I shrugged on the green beast and walked off down the trail. After about a quarter mile I realized I had on too much stuff and that it stopped raining. I took off my jacket and over shirt, and braved the woods in just my shirt. The wind would occasionally shake the trees and drop some water on us, but the rain seemed all but done. The weather made the woods very misty and otherworldly. It would have been a beautiful forest to film movies about elves and dragons and stuff like that. The rain made the browns deeper, the greens really showed up, and the light filtering through the mist was really nice.

Jim and Paul caught up to me after a while, and we stuck out the rest of the day together. It was only 6 total mile to the car from the shelter, mostly a series of tough ups followed by tough downs. Overall it was downhill to the parking lot, by close to 1000 feet, but we paid for that downhill with lots of ups. It rained on us a bit on the way to the car, but not hard enough to get out the jacket again. After all, there were warm dry clothes in the car.

We left the trail around 10:30, took a tour of the backwoods of TN wile finding the interstate, and headed home. A quick stop at a seafood place later, and we were home. It was nice hike, although I have the “hiker hobble” today.

My hiking video is below.

 

*A note on shuttle fees: We talked about this at length on the trail. So many people sign up to these things, then drop out at the last minute. This often causes problems for people that want to go but can’t because a hike is full. Also – no shows are a big problem, because if I schedule a shuttle for 9 and show up with 5, they charge the same rate as they would have for the 9. Its just how shuttles run. So the 4 that dropped out just cost the 5 that showed up extra money. In the future my rule will be something like this:
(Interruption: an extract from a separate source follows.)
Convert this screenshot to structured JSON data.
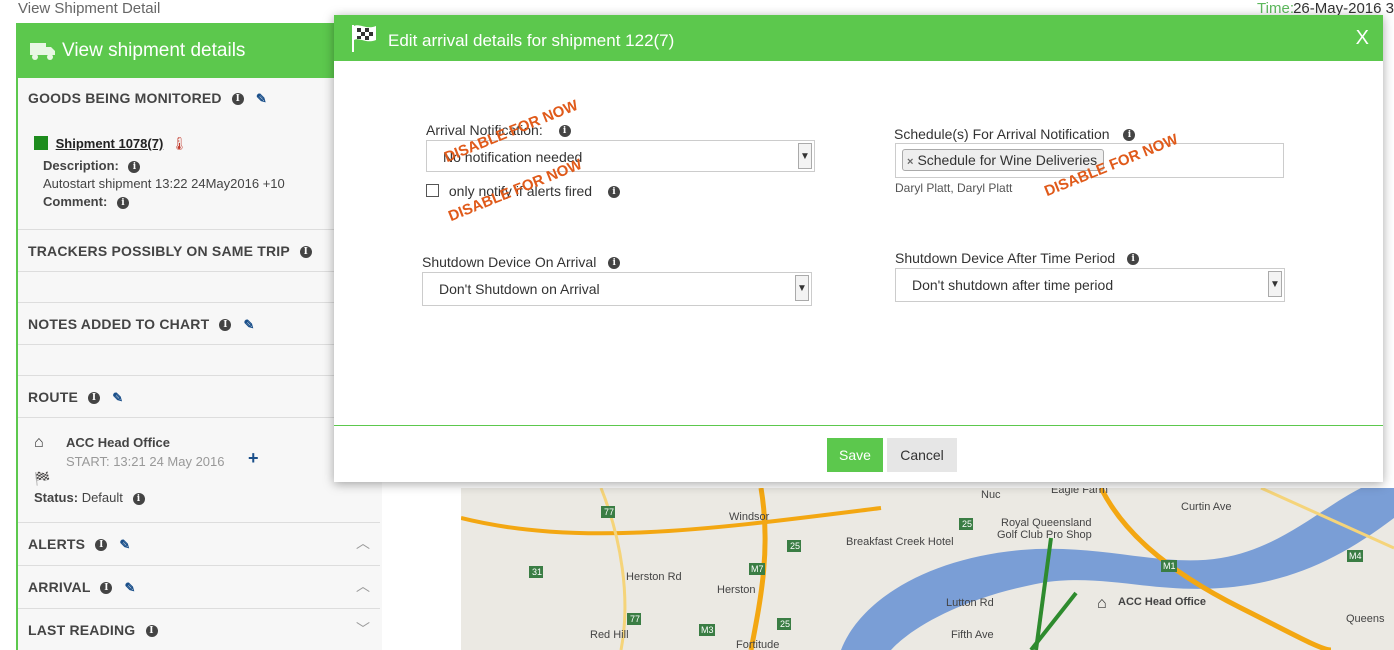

I will schedule the shuttle when I arrange the hike. You get a spot on the hike when you PayPal me some money for the shuttle. Anyone unpaid a week before the hike gets dropped. Anyone who drops out less than a week before the hike may not get a refund. No shows don’t get a refund. When you show up for the hike, I’ll take care of the shuttle at no additional cost for you.